General Colin Powell said, “Leadership is the art of accomplishing more than the science of management says possible” (DiGenio, 2003). Leadership is an intuitive form of management that seeks to overcome challenges entailing creative skills in order to make sense of uncertainty whereas management simply looks over the day-to-day activities of an organization. Managers tend to work within the box and concentrate on the here and now. On the other hand, leaders look outside of the box to see the big picture and focus on a much broader scope that ventures beyond the tomorrow.
Leaders therefore, tend to inspire people to want to get the job done (2003). These are some of the factors that the leader at Synergetic needs to weigh to implement the strategy for change. Proverbs 29:18 says, “Where there is no vision the people will perish”. Therefore, a good leader must bring a vision with him or her to the organization with clearly defined goals and objectives on the direction that he or she wants the organization to go. The leader at Synergetic should have established priorities on how employees will be encouraged and motivated to want to facilitate a change for the company.
There should be unambiguous guidelines of expectations with incentives for performance. Finally, there should always be an adherence to the golden rule; do unto others as you would have them do unto you. Resistance Resistance to change can be overt or implicit; immediate or deferred. When resistance is overt and immediate, the organization can deal with the situation right away whereas when resistance is implicit and deferred, it is subtle and grows in resentment towards the organization. Hence, it is more difficult to recognize and the organization ultimately suffers.
The most frequent reasons for resistance is the fear of the unknown, real concern for security secondary to economic factors, lack of communication, lack of power and force of habit (Robinson, 2006). Therefore, it is generally understood that change can bring a loss of comfort and security. When faced with change, there is a sense of uncertainty because of not knowing what the future will bring. There is a threat to the investment that people have made in the status quo. They fear loss of statue, money, authority, friends or other benefits that they value.

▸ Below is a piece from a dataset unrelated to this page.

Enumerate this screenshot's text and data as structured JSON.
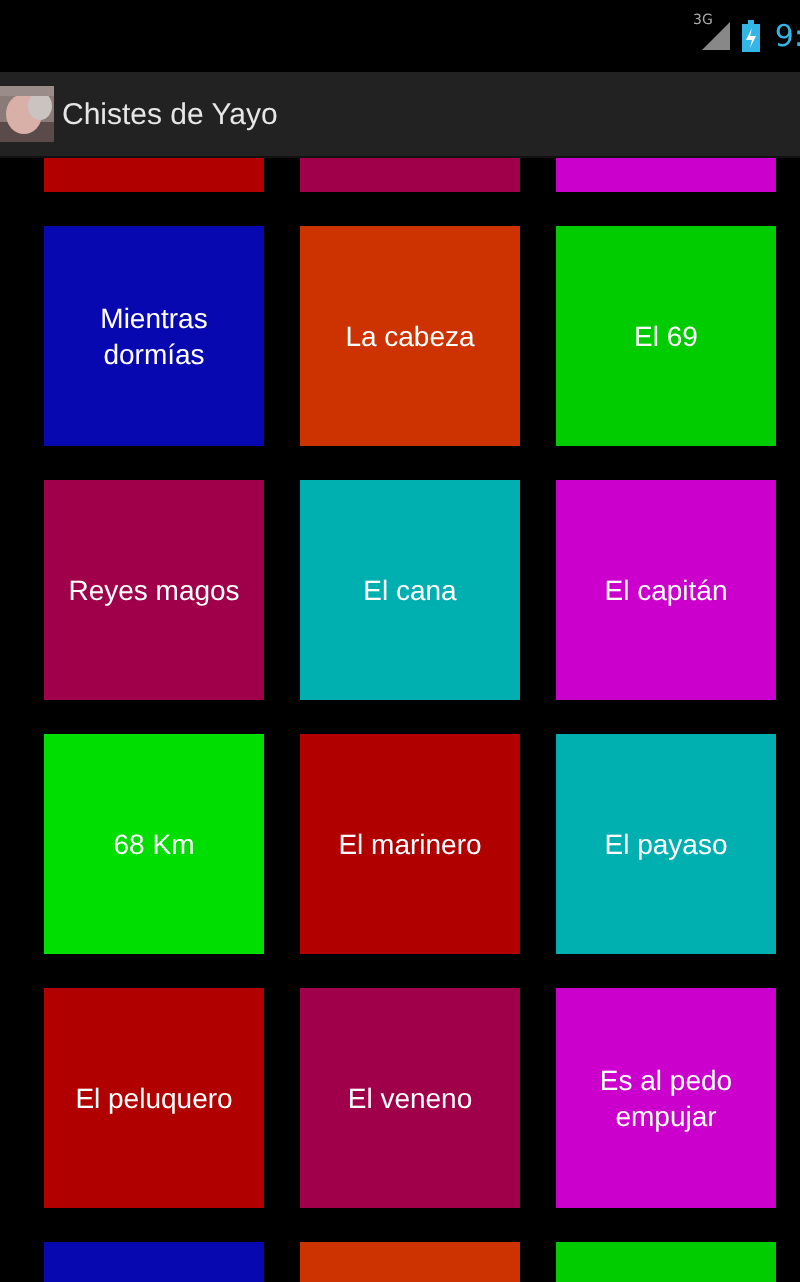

If people feel that they are in a position to lose more than they will gain in the transition, then there will be resistance. There is a feeling that they are being punished and that the change is being forced upon them especially when the purpose has not been made clear. Then there is the typical resistance because of dogmatism, habit and having faced a previous change that failed. Changes are simply disruptions of one’s life that is not acceptable in the uncertainties of the today therefore, people who will resist are going to naturally resist until the vision is made clear and the threat is resolved.
There are several strategies to use in alleviating resistance to change. Communication is a key element in empowering employees to participate in the change process. This allows the employee to be involved in the development of the new structure. Implementation of training programs allows employees to learn to adapt to the change and to cultivate new skills for new positions. Employing negotiation strategies will additionally assist in resolving resistance to change. Resistance to change is not always negative because it can be channeled to allow employees to release pent-up frustrations that they may have.
This will allow management to address all concerns and could possibly reveal problems in the change process that has been overlooked (Robbins, 1989). Leadership Recommendations Leadership style is determined, in part, by how much the leader involves group members in decisions (Robinson, 2006). There are numerous styles of leadership; situational, transactional, transformational and charismatic. Based on my research, during a time of change, I would recommend a transformational leadership style for most situations of change management.
The description given in McShane (2005), of a transformational leader is one who creates a strategic vision, communicates that vision, models the vision, and builds commitment to the vision. Transformational leaders shape a strategic vision on a realistic future that bonds employees together to focus on the organizational goals for the future which is accepted and valued by the members. The transformational leader communicates the vision’s meaning and elevates the importance of the visionary goal to the employees.
This causes employees to strive towards reaching the objectives of the organization. Transformational leaders walk the talk by stepping outside their comfort zone and put into practice what they say. They are focused, reliable and persistent in staying the course. The more consistent a leader’s actions are with their words, the more employees will believe and follow the leader all the while establishing trust that is centered on success. Chart 2 identifies the elements of transformational leadership.